Where does the string "kind" appear in the material? Copy each line that holds it.

** Records for this task **
----------------------------------------

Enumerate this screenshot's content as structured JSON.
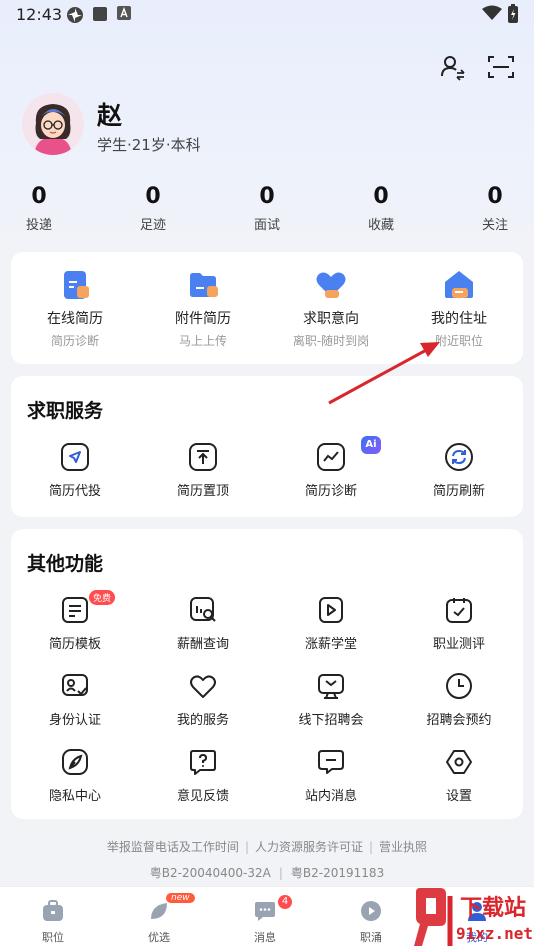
{
  "status_bar": {
    "time": "12:43"
  },
  "profile": {
    "name": "赵",
    "info": "学生·21岁·本科"
  },
  "stats": [
    {
      "value": "0",
      "label": "投递"
    },
    {
      "value": "0",
      "label": "足迹"
    },
    {
      "value": "0",
      "label": "面试"
    },
    {
      "value": "0",
      "label": "收藏"
    },
    {
      "value": "0",
      "label": "关注"
    }
  ],
  "quick": [
    {
      "title": "在线简历",
      "sub": "简历诊断",
      "icon": "resume-online-icon"
    },
    {
      "title": "附件简历",
      "sub": "马上上传",
      "icon": "folder-icon"
    },
    {
      "title": "求职意向",
      "sub": "离职-随时到岗",
      "icon": "heart-icon"
    },
    {
      "title": "我的住址",
      "sub": "附近职位",
      "icon": "home-icon"
    }
  ],
  "services": {
    "title": "求职服务",
    "ai_badge": "Ai",
    "items": [
      {
        "label": "简历代投",
        "icon": "send-icon"
      },
      {
        "label": "简历置顶",
        "icon": "pin-top-icon"
      },
      {
        "label": "简历诊断",
        "icon": "diagnose-icon"
      },
      {
        "label": "简历刷新",
        "icon": "refresh-icon"
      }
    ]
  },
  "other": {
    "title": "其他功能",
    "free_badge": "免费",
    "items": [
      {
        "label": "简历模板",
        "icon": "template-icon"
      },
      {
        "label": "薪酬查询",
        "icon": "salary-search-icon"
      },
      {
        "label": "涨薪学堂",
        "icon": "video-play-icon"
      },
      {
        "label": "职业测评",
        "icon": "calendar-check-icon"
      },
      {
        "label": "身份认证",
        "icon": "id-card-icon"
      },
      {
        "label": "我的服务",
        "icon": "heart-outline-icon"
      },
      {
        "label": "线下招聘会",
        "icon": "meeting-icon"
      },
      {
        "label": "招聘会预约",
        "icon": "clock-icon"
      },
      {
        "label": "隐私中心",
        "icon": "feather-icon"
      },
      {
        "label": "意见反馈",
        "icon": "feedback-icon"
      },
      {
        "label": "站内消息",
        "icon": "message-icon"
      },
      {
        "label": "设置",
        "icon": "settings-icon"
      }
    ]
  },
  "footer": {
    "links": [
      "举报监督电话及工作时间",
      "人力资源服务许可证",
      "营业执照"
    ],
    "license1": "粤B2-20040400-32A",
    "license2": "粤B2-20191183"
  },
  "tabs": [
    {
      "label": "职位",
      "icon": "briefcase-icon"
    },
    {
      "label": "优选",
      "icon": "leaf-icon",
      "badge": "new"
    },
    {
      "label": "消息",
      "icon": "chat-icon",
      "badge": "4"
    },
    {
      "label": "职涌",
      "icon": "play-circle-icon"
    },
    {
      "label": "我的",
      "icon": "person-icon"
    }
  ],
  "watermark": {
    "text1": "下载站",
    "text2": "91xz.net"
  },
  "colors": {
    "accent": "#3b6ff5",
    "red": "#ff4d4f",
    "arrow": "#d9262c"
  }
}
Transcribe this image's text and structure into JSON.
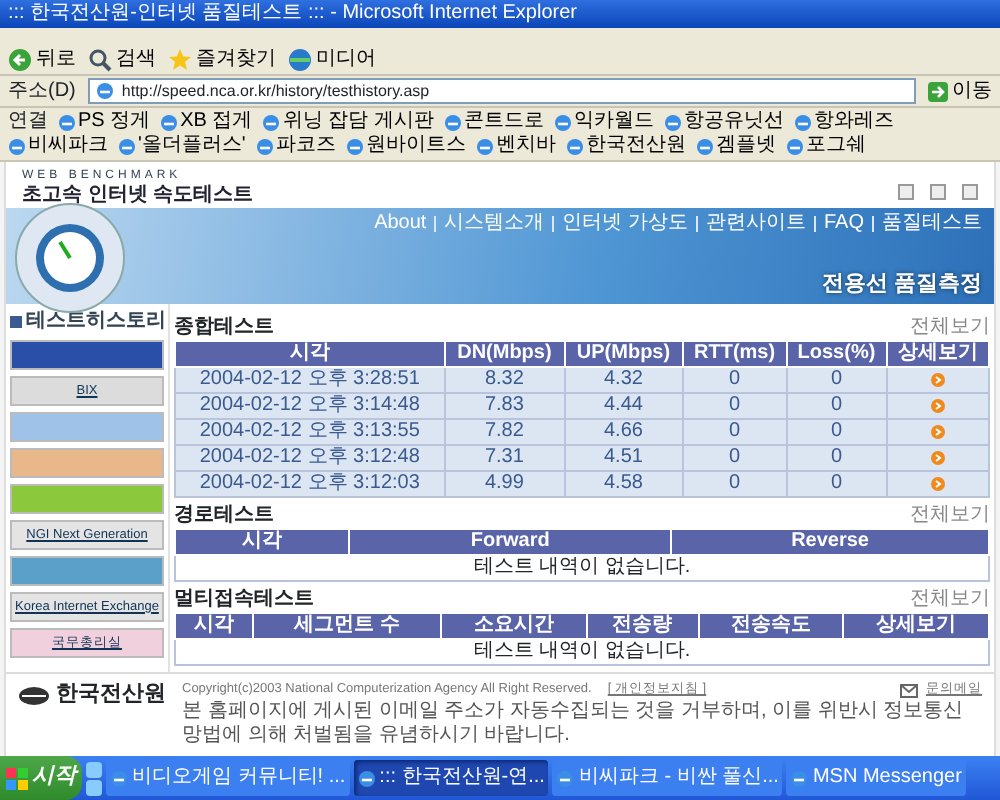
{
  "window": {
    "title": "::: 한국전산원-인터넷 품질테스트 ::: - Microsoft Internet Explorer"
  },
  "toolbar": [
    {
      "label": "뒤로",
      "kind": "back"
    },
    {
      "label": "검색",
      "kind": "search"
    },
    {
      "label": "즐겨찾기",
      "kind": "star"
    },
    {
      "label": "미디어",
      "kind": "media"
    }
  ],
  "address": {
    "label": "주소(D)",
    "value": "http://speed.nca.or.kr/history/testhistory.asp",
    "go": "이동"
  },
  "links": {
    "label": "연결",
    "items": [
      "PS 정게",
      "XB 접게",
      "위닝 잡담 게시판",
      "콘트드로",
      "익카월드",
      "항공유닛선",
      "항와레즈",
      "비씨파크",
      "'올더플러스'",
      "파코즈",
      "원바이트스",
      "벤치바",
      "한국전산원",
      "겜플넷",
      "포그쉐"
    ]
  },
  "page": {
    "brand_small": "WEB BENCHMARK",
    "brand": "초고속 인터넷 속도테스트",
    "nav": [
      "About",
      "시스템소개",
      "인터넷 가상도",
      "관련사이트",
      "FAQ",
      "품질테스트"
    ],
    "banner_title": "전용선 품질측정",
    "sidebar": {
      "title": "테스트히스토리",
      "banners": [
        {
          "color": "#2a4fa8"
        },
        {
          "text": "BIX",
          "color": "#dcdcdc"
        },
        {
          "color": "#9fc3e8"
        },
        {
          "color": "#e8b88a"
        },
        {
          "color": "#8cc83c"
        },
        {
          "text": "NGI Next Generation",
          "color": "#e4e4e4"
        },
        {
          "color": "#5aa0c8"
        },
        {
          "text": "Korea Internet Exchange",
          "color": "#e4e4e4"
        },
        {
          "text": "국무총리실",
          "color": "#f0d0dc"
        }
      ]
    },
    "sections": [
      {
        "title": "종합테스트",
        "more": "전체보기",
        "columns": [
          "시각",
          "DN(Mbps)",
          "UP(Mbps)",
          "RTT(ms)",
          "Loss(%)",
          "상세보기"
        ],
        "rows": [
          {
            "cells": [
              "2004-02-12 오후 3:28:51",
              "8.32",
              "4.32",
              "0",
              "0"
            ],
            "detail": true
          },
          {
            "cells": [
              "2004-02-12 오후 3:14:48",
              "7.83",
              "4.44",
              "0",
              "0"
            ],
            "detail": true
          },
          {
            "cells": [
              "2004-02-12 오후 3:13:55",
              "7.82",
              "4.66",
              "0",
              "0"
            ],
            "detail": true
          },
          {
            "cells": [
              "2004-02-12 오후 3:12:48",
              "7.31",
              "4.51",
              "0",
              "0"
            ],
            "detail": true
          },
          {
            "cells": [
              "2004-02-12 오후 3:12:03",
              "4.99",
              "4.58",
              "0",
              "0"
            ],
            "detail": true
          }
        ]
      },
      {
        "title": "경로테스트",
        "more": "전체보기",
        "columns": [
          "시각",
          "Forward",
          "Reverse"
        ],
        "empty": "테스트 내역이 없습니다."
      },
      {
        "title": "멀티접속테스트",
        "more": "전체보기",
        "columns": [
          "시각",
          "세그먼트 수",
          "소요시간",
          "전송량",
          "전송속도",
          "상세보기"
        ],
        "empty": "테스트 내역이 없습니다."
      }
    ],
    "footer": {
      "logo": "한국전산원",
      "copyright": "Copyright(c)2003 National Computerization Agency All Right Reserved.",
      "privacy": "[ 개인정보지침 ]",
      "mail": "문의메일",
      "notice": "본 홈페이지에 게시된 이메일 주소가 자동수집되는 것을 거부하며, 이를 위반시 정보통신망법에 의해 처벌됨을 유념하시기 바랍니다."
    }
  },
  "taskbar": {
    "start": "시작",
    "items": [
      {
        "label": "비디오게임 커뮤니티! ...",
        "selected": false
      },
      {
        "label": "::: 한국전산원-연...",
        "selected": true
      },
      {
        "label": "비씨파크 - 비싼 풀신...",
        "selected": false
      },
      {
        "label": "MSN Messenger",
        "selected": false
      }
    ]
  }
}
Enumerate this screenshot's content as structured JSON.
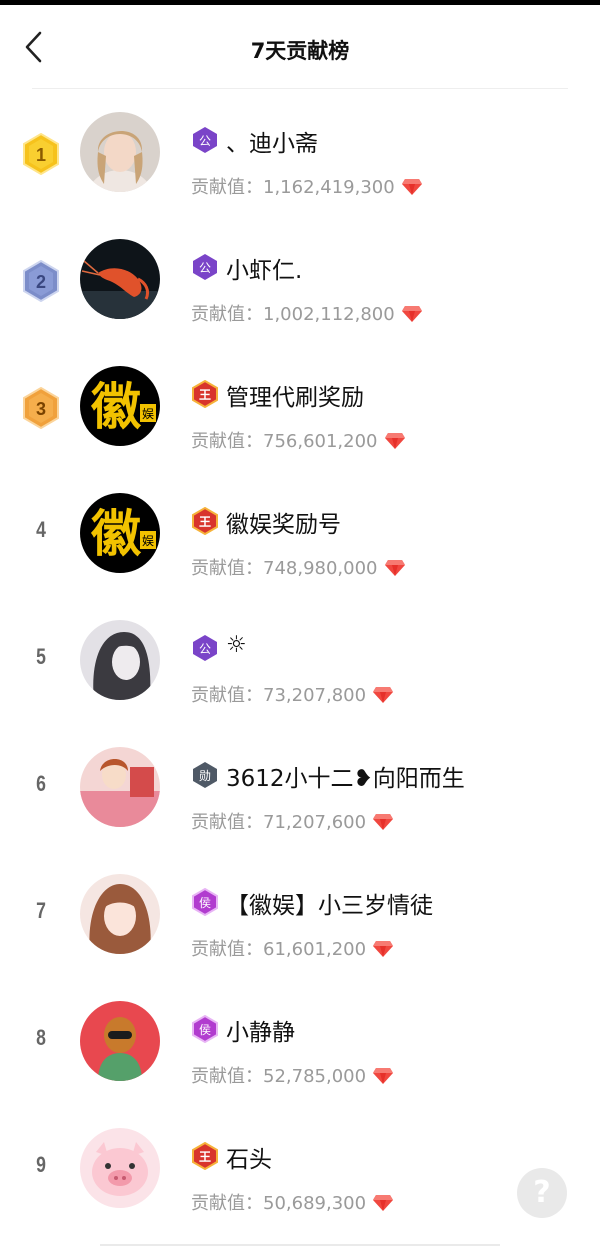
{
  "header": {
    "title": "7天贡献榜"
  },
  "contribution_label": "贡献值：",
  "level_badges": {
    "gong": "公",
    "wang": "王",
    "xun": "勋",
    "hou": "侯"
  },
  "ranking": [
    {
      "rank": "1",
      "name": "、迪小斋",
      "value": "1,162,419,300",
      "badge": "gong"
    },
    {
      "rank": "2",
      "name": "小虾仁.",
      "value": "1,002,112,800",
      "badge": "gong"
    },
    {
      "rank": "3",
      "name": "管理代刷奖励",
      "value": "756,601,200",
      "badge": "wang"
    },
    {
      "rank": "4",
      "name": "徽娱奖励号",
      "value": "748,980,000",
      "badge": "wang"
    },
    {
      "rank": "5",
      "name": "☼",
      "value": "73,207,800",
      "badge": "gong"
    },
    {
      "rank": "6",
      "name": "3612小十二❥向阳而生",
      "value": "71,207,600",
      "badge": "xun"
    },
    {
      "rank": "7",
      "name": "【徽娱】小三岁情徒",
      "value": "61,601,200",
      "badge": "hou"
    },
    {
      "rank": "8",
      "name": "小静静",
      "value": "52,785,000",
      "badge": "hou"
    },
    {
      "rank": "9",
      "name": "石头",
      "value": "50,689,300",
      "badge": "wang"
    }
  ],
  "avatar_text": {
    "hui": "徽",
    "yu": "娱"
  },
  "help": {
    "label": "?"
  },
  "colors": {
    "gold": "#f6c21c",
    "silver": "#7c8dc9",
    "bronze": "#f0a13c",
    "gong_badge": "#7a44c8",
    "wang_badge": "#d8342c",
    "xun_badge": "#4f5966",
    "hou_badge": "#b13ccf",
    "gem": "#f0473f"
  }
}
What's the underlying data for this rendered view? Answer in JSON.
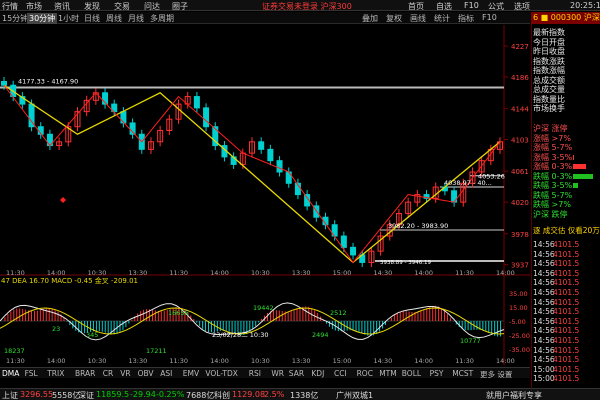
{
  "menu": {
    "items": [
      "行情",
      "市场",
      "资讯",
      "发现",
      "交易",
      "问达",
      "圈子"
    ],
    "banner": "证券交易未登录  沪深300",
    "right_items": [
      "首页",
      "自选",
      "F10",
      "公式",
      "选项"
    ],
    "clock": "20:25:13"
  },
  "toolbar": {
    "items": [
      "15分钟",
      "30分钟",
      "1小时",
      "日线",
      "周线",
      "月线",
      "多周期"
    ],
    "active_index": 1,
    "right_items": [
      "叠加",
      "复权",
      "画线",
      "统计",
      "指标",
      "F10"
    ]
  },
  "right_panel": {
    "title": "6 ■ 000300 沪深300",
    "info_labels": [
      "最新指数",
      "今日开盘",
      "昨日收盘",
      "指数涨跌",
      "指数涨幅",
      "总成交额",
      "总成交量",
      "指数量比",
      "市场换手"
    ],
    "dist_labels": [
      "沪深 涨停",
      "涨幅 >7%",
      "涨幅 5-7%",
      "涨幅 3-5%",
      "涨幅 0-3%",
      "跌幅 0-3%",
      "跌幅 3-5%",
      "跌幅 5-7%",
      "跌幅 >7%",
      "沪深 跌停"
    ],
    "dist_bars": [
      0,
      0,
      0,
      0.05,
      0.55,
      0.85,
      0.2,
      0,
      0,
      0
    ],
    "ticks_header": "逐 成交估  仅看20万",
    "ticks": [
      {
        "time": "14:56",
        "value": "4101.5"
      },
      {
        "time": "14:56",
        "value": "4101.5"
      },
      {
        "time": "14:56",
        "value": "4101.5"
      },
      {
        "time": "14:56",
        "value": "4101.5"
      },
      {
        "time": "14:56",
        "value": "4101.5"
      },
      {
        "time": "14:56",
        "value": "4101.5"
      },
      {
        "time": "14:56",
        "value": "4101.5"
      },
      {
        "time": "14:56",
        "value": "4101.5"
      },
      {
        "time": "14:56",
        "value": "4101.5"
      },
      {
        "time": "14:56",
        "value": "4101.5"
      },
      {
        "time": "14:56",
        "value": "4101.5"
      },
      {
        "time": "14:56",
        "value": "4101.5"
      },
      {
        "time": "14:56",
        "value": "4101.5"
      },
      {
        "time": "15:00",
        "value": "4101.5"
      },
      {
        "time": "15:00",
        "value": "4101.5"
      }
    ]
  },
  "chart": {
    "labels": {
      "high_level": "4177.33 - 4167.90",
      "mid_level": "4053.26",
      "mid_range": "4038.97 - 40...",
      "low_range": "3982.20 - 3983.90",
      "low_level": "3938.89 - 3946.19",
      "macd_line": "47  DEA 16.70  MACD -0.45  金叉 -209.01",
      "macd_values": [
        "18237",
        "16656",
        "17211",
        "19442",
        "10777",
        "2494",
        "345",
        "23",
        "2512"
      ],
      "date_tag": "23/02/28二 10:30"
    },
    "price_ticks": [
      "4227",
      "4186",
      "4144",
      "4103",
      "4061",
      "4020",
      "3978",
      "3937"
    ],
    "macd_ticks": [
      "35.00",
      "15.00",
      "-5.00",
      "-25.00",
      "-35.00"
    ],
    "time_ticks": [
      "11:30",
      "14:00",
      "10:30",
      "13:30",
      "11:30",
      "14:00",
      "10:30",
      "13:30",
      "15:00",
      "14:30",
      "14:00",
      "11:30",
      "14:00"
    ]
  },
  "chart_data": {
    "type": "line",
    "title": "000300 沪深300 30分钟",
    "ylim": [
      3930,
      4235
    ],
    "series": [
      {
        "name": "沪深300",
        "values": [
          4175,
          4160,
          4150,
          4120,
          4110,
          4095,
          4100,
          4120,
          4140,
          4155,
          4165,
          4150,
          4140,
          4125,
          4110,
          4090,
          4100,
          4115,
          4130,
          4150,
          4160,
          4145,
          4120,
          4095,
          4080,
          4070,
          4085,
          4100,
          4090,
          4075,
          4060,
          4045,
          4030,
          4015,
          4000,
          3990,
          3975,
          3960,
          3950,
          3940,
          3955,
          3975,
          3990,
          4005,
          4020,
          4030,
          4025,
          4040,
          4035,
          4020,
          4045,
          4060,
          4075,
          4090,
          4100
        ]
      }
    ]
  },
  "indicators": [
    "DMA",
    "FSL",
    "TRIX",
    "BRAR",
    "CR",
    "VR",
    "OBV",
    "ASI",
    "EMV",
    "VOL-TDX",
    "RSI",
    "WR",
    "SAR",
    "KDJ",
    "CCI",
    "ROC",
    "MTM",
    "BOLL",
    "PSY",
    "MCST",
    "更多",
    "设置"
  ],
  "status": {
    "sh_label": "上证",
    "sh_value": "3296.55",
    "sh_vol": "5558亿",
    "sz_label": "深证",
    "sz_value": "11859.5",
    "sz_chg": "-29.94",
    "sz_pct": "-0.25%",
    "sz_vol": "7688亿",
    "cy_label": "科创",
    "cy_value": "1129.08",
    "cy_pct": "2.5%",
    "cy_vol": "1338亿",
    "extra": "广州双城1",
    "right": "就用户福利专享"
  },
  "colors": {
    "up": "#ff3030",
    "down": "#00d0d0",
    "trend": "#e8d800",
    "accent": "#ffd400"
  }
}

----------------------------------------

** Finished exercise **
      "kind": "back"
      "kind": "search"
      "kind": "star"
      "kind": "media"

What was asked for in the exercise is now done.